Chris Hülsbeck and Fabian del Priore


Published by
Synsoniq Records (1997)


1) Intro
2) Mission Briefing
3) Second Theme
4) Convoy
5) The Mine
6) Heli Attack
7) First Mission
8) Rescue
9) Danger
10) Boss Attack
11) Mission Completed
12) Inka-City
13) Easy Ride
14) Alien-City
15) Final Stage
16) Credits
17) Extreme Assault (Operator Trance Mix)
18) Extreme Assault (Operator Message Mix)
19) Extreme Assault (Planet Trax Remix)


- Composer website: Chris Hülsbeck
- Composer website: Fabian del Priore
- Interview




Review by
Oliver Ittensohn

Extreme Assault

Extreme Assault hit the store shelves in 1997 and offered groundbreaking graphics along with fun and engaging gameplay. The game’s storyline involved an alien invasion and the player’s mission to save the earth. As cliché as the story sounds it wasn’t really important since the game’s focus lay on non-stop action: it was what the game was all about. The player would take command of either a tank or a chopper and engage the alien invaders in a series of levels, shoot everything in his path and leave behind an area of devastation; yet in the end, he had saved the world.

The score to this action mayhem was composed by Chris Hülsbeck and Fabian del Priore who did a very good job in underscoring the game. Heavily influenced by some of movie composer Hans Zimmer’s action titles they provided a fitting, fast-paced and thematically rich score which translates excellently to a soundtrack album. The main theme, first heard in “Intro” is fun and humable. It is quoted lots of times throughout the album in different variations and orchestrations along with a second theme (properly named “Second Theme”) that is equally exciting.

All the cues on the album are similar in structure and instrumentation: they are fast-paced, exciting, heroic and sometimes just pure fun. Among the highlights are “Convoy” with its dramatic opening, “The Mine” which starts slowly adding layers of percussion until the statement of the main theme and “Rescue” that features the theme in a striking pizzicato. Unfortunately, the score ends with three quite annoying techno-remixes.
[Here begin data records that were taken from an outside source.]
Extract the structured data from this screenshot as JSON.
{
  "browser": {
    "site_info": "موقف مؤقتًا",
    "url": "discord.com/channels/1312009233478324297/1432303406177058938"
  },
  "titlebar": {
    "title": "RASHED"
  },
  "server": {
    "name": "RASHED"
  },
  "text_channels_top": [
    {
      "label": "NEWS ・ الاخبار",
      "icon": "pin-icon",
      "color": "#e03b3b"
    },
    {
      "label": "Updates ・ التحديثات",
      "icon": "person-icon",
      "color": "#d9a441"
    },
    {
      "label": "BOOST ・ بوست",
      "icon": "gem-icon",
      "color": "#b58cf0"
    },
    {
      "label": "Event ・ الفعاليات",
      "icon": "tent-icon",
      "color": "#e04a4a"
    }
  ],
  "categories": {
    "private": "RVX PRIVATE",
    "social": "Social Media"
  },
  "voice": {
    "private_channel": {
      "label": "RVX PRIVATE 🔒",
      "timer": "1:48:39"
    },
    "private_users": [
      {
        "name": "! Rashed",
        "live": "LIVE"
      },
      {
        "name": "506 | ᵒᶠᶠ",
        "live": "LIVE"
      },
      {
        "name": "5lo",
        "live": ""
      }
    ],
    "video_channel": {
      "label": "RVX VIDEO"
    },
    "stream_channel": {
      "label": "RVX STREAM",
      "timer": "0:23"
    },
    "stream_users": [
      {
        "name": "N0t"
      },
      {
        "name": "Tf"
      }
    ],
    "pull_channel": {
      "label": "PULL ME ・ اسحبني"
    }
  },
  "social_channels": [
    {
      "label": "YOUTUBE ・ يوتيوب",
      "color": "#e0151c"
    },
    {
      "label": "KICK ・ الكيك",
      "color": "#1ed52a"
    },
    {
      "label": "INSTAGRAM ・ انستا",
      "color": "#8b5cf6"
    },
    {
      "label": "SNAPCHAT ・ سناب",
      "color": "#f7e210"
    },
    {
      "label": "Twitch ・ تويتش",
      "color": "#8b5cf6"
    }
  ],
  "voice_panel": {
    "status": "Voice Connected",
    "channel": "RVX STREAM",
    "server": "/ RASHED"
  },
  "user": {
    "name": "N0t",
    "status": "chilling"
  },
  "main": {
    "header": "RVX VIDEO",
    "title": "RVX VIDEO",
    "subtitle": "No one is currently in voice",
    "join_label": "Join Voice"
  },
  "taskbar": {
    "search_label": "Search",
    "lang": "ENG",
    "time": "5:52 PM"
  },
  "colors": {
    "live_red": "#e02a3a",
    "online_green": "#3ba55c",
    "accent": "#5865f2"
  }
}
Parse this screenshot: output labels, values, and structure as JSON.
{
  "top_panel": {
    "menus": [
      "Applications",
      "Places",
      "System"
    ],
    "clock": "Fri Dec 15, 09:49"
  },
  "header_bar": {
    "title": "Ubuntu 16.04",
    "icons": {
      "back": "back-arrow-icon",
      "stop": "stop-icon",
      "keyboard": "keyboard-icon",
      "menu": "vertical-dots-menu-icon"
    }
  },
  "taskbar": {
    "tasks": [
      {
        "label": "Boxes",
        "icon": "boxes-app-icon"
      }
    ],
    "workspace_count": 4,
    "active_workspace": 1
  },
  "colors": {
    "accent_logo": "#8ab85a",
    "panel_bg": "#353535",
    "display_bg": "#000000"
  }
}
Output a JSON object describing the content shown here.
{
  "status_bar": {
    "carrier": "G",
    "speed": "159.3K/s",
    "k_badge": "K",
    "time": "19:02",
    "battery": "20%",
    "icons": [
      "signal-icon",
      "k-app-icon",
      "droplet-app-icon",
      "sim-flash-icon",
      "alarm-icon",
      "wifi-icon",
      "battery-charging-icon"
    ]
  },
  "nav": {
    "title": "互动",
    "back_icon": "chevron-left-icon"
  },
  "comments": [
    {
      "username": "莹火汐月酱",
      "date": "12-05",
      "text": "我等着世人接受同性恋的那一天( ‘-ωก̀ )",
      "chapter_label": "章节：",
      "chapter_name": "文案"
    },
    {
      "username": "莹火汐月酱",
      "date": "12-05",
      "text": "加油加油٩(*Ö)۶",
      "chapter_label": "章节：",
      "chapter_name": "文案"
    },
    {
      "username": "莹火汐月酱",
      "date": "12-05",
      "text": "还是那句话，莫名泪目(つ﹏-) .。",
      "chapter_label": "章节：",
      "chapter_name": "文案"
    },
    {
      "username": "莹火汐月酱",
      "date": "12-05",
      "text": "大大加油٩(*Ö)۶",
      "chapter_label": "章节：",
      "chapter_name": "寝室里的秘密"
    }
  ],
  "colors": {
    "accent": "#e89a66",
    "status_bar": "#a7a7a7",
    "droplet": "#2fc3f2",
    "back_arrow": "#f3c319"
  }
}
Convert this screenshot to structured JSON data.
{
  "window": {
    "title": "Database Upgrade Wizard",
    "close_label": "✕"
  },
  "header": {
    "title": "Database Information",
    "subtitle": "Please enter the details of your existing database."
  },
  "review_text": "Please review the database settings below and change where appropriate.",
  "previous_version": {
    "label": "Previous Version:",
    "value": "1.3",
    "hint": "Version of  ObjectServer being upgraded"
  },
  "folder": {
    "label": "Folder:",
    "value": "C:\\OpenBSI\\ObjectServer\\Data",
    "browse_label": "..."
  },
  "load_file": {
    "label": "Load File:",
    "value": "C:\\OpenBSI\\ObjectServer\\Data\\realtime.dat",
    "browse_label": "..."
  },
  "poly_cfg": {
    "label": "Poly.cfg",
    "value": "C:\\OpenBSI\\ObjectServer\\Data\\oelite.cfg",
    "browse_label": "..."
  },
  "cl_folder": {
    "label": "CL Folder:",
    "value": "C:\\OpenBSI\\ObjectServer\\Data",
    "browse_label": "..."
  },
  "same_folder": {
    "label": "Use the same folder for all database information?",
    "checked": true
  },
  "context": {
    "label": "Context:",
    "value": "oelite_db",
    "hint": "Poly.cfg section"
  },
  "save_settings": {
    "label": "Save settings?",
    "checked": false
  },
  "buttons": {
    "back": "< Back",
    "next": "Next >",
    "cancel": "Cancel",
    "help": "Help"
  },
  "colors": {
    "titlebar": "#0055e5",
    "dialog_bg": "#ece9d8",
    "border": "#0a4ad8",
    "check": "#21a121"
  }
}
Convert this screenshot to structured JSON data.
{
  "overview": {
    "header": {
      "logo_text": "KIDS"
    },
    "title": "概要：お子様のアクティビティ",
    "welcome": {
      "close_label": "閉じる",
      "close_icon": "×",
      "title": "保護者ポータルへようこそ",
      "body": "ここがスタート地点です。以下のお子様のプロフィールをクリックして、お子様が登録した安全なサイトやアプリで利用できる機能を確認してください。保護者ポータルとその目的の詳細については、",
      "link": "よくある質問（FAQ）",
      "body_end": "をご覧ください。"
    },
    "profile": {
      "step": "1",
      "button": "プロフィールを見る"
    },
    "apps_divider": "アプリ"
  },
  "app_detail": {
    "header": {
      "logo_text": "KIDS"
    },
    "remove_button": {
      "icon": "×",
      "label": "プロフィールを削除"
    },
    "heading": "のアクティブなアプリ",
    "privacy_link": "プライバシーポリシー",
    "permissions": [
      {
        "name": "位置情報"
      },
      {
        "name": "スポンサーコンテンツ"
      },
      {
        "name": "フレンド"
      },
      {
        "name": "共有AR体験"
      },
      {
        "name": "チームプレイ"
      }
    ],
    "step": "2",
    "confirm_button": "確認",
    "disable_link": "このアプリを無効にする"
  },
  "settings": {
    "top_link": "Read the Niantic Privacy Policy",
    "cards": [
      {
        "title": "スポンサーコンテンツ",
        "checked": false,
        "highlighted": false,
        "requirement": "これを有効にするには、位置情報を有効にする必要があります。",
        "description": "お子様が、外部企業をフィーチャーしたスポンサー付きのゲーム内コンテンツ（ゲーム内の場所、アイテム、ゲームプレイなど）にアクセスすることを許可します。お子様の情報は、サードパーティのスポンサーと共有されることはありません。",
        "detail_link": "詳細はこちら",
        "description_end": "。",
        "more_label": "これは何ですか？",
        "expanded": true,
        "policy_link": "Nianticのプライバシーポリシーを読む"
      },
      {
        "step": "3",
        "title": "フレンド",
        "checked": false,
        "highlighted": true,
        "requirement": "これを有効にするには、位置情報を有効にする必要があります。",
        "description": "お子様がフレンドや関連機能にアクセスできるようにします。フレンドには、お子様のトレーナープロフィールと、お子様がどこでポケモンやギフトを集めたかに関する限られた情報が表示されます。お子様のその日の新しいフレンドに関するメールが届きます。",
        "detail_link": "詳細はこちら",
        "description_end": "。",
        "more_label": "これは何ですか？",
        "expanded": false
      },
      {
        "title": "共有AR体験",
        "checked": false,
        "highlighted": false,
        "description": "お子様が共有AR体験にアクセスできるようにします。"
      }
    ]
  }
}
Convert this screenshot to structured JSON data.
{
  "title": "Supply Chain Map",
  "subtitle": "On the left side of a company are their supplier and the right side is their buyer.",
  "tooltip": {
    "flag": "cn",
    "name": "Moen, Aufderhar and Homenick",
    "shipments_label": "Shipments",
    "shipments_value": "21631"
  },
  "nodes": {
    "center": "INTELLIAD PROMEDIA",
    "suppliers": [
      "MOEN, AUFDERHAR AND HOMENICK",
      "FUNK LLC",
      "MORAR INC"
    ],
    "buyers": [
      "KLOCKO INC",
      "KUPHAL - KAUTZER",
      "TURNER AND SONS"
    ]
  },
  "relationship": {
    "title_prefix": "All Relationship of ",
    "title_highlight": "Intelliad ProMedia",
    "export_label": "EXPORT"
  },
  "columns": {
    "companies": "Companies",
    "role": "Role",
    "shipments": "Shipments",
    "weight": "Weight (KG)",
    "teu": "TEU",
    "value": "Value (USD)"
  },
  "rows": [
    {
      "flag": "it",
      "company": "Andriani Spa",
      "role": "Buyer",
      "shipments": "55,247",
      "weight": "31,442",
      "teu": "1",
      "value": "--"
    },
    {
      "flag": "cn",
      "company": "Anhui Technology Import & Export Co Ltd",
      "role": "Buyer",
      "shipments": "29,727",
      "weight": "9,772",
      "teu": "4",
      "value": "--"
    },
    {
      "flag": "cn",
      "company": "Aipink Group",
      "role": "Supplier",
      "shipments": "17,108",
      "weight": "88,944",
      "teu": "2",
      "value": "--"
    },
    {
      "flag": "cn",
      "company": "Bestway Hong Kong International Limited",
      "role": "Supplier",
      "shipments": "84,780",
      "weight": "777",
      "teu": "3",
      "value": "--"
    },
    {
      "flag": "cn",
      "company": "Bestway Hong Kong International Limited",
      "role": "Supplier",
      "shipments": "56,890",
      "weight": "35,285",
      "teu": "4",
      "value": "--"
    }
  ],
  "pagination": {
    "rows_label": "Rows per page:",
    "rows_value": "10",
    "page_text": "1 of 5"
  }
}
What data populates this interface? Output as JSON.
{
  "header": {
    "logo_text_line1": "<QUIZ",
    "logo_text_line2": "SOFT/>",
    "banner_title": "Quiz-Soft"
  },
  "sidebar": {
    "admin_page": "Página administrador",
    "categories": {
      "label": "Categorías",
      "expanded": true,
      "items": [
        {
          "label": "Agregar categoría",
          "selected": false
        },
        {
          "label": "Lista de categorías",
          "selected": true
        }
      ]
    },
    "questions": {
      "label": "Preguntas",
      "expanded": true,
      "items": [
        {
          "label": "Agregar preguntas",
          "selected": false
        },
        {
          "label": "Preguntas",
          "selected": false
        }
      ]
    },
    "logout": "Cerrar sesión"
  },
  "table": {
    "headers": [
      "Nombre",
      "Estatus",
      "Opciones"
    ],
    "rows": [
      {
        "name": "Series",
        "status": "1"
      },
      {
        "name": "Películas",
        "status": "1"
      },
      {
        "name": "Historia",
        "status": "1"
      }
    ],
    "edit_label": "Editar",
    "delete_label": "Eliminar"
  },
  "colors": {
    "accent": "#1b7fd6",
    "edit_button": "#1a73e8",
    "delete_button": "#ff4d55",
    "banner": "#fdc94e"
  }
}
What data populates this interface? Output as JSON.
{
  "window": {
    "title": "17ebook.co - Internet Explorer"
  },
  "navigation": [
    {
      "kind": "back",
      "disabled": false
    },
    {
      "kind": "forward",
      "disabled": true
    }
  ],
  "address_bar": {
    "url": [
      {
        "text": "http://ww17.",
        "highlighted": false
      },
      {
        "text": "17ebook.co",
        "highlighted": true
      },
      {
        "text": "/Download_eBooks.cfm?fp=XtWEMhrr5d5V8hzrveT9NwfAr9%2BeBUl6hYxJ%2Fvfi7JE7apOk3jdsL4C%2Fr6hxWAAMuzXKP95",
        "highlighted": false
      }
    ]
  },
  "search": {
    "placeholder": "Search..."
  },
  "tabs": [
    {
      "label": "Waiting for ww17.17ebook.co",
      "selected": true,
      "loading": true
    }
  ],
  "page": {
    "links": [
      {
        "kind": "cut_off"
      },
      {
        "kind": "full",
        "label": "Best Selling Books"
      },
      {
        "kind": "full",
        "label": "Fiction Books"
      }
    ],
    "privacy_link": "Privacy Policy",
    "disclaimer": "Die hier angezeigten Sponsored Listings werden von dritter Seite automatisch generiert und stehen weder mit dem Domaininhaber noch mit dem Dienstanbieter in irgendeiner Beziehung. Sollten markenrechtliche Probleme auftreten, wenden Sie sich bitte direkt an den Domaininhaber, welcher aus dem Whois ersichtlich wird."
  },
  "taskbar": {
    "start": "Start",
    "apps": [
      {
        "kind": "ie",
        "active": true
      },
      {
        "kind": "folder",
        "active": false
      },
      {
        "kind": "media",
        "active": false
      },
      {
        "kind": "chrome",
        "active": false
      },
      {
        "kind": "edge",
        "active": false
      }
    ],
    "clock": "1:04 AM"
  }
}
The music was composed in 1997 which means that it’s a synthesized soundtrack in midi-quality. So don’t be shocked by a flat and high-pitched overall sound quality. This shouldn’t deter you from giving it a chance though, for the score really has its own charm. It’s an exciting and engaging listen that many video game music fans will surely and thoroughly enjoy.